[Component data from apps and pages]

════════════════

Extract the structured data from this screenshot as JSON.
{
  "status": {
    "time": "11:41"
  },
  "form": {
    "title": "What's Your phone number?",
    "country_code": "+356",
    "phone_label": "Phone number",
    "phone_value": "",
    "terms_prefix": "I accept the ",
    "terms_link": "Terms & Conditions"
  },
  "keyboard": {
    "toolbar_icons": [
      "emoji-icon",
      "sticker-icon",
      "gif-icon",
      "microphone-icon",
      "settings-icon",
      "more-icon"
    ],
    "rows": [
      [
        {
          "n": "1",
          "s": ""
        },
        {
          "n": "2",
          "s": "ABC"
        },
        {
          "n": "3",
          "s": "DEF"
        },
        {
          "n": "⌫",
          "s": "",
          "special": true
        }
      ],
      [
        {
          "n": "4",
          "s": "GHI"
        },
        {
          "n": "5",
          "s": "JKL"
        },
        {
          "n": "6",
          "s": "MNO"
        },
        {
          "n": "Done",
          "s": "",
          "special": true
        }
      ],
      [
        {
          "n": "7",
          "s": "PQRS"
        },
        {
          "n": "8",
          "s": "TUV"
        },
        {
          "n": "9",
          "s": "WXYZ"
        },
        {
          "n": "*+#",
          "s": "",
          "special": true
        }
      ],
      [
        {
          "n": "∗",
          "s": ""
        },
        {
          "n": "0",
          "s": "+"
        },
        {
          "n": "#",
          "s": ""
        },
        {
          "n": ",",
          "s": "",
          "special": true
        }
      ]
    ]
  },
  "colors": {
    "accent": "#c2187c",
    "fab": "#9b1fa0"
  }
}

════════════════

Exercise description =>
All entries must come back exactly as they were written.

Written answer =>
Extract the structured data from this screenshot as JSON.
{
  "status": {
    "time": "11:41"
  },
  "form": {
    "title": "What's Your phone number?",
    "country_code": "+356",
    "phone_label": "Phone number",
    "phone_value": "",
    "terms_prefix": "I accept the ",
    "terms_link": "Terms & Conditions"
  },
  "keyboard": {
    "toolbar_icons": [
      "emoji-icon",
      "sticker-icon",
      "gif-icon",
      "microphone-icon",
      "settings-icon",
      "more-icon"
    ],
    "rows": [
      [
        {
          "n": "1",
          "s": ""
        },
        {
          "n": "2",
          "s": "ABC"
        },
        {
          "n": "3",
          "s": "DEF"
        },
        {
          "n": "⌫",
          "s": "",
          "special": true
        }
      ],
      [
        {
          "n": "4",
          "s": "GHI"
        },
        {
          "n": "5",
          "s": "JKL"
        },
        {
          "n": "6",
          "s": "MNO"
        },
        {
          "n": "Done",
          "s": "",
          "special": true
        }
      ],
      [
        {
          "n": "7",
          "s": "PQRS"
        },
        {
          "n": "8",
          "s": "TUV"
        },
        {
          "n": "9",
          "s": "WXYZ"
        },
        {
          "n": "*+#",
          "s": "",
          "special": true
        }
      ],
      [
        {
          "n": "∗",
          "s": ""
        },
        {
          "n": "0",
          "s": "+"
        },
        {
          "n": "#",
          "s": ""
        },
        {
          "n": ",",
          "s": "",
          "special": true
        }
      ]
    ]
  },
  "colors": {
    "accent": "#c2187c",
    "fab": "#9b1fa0"
  }
}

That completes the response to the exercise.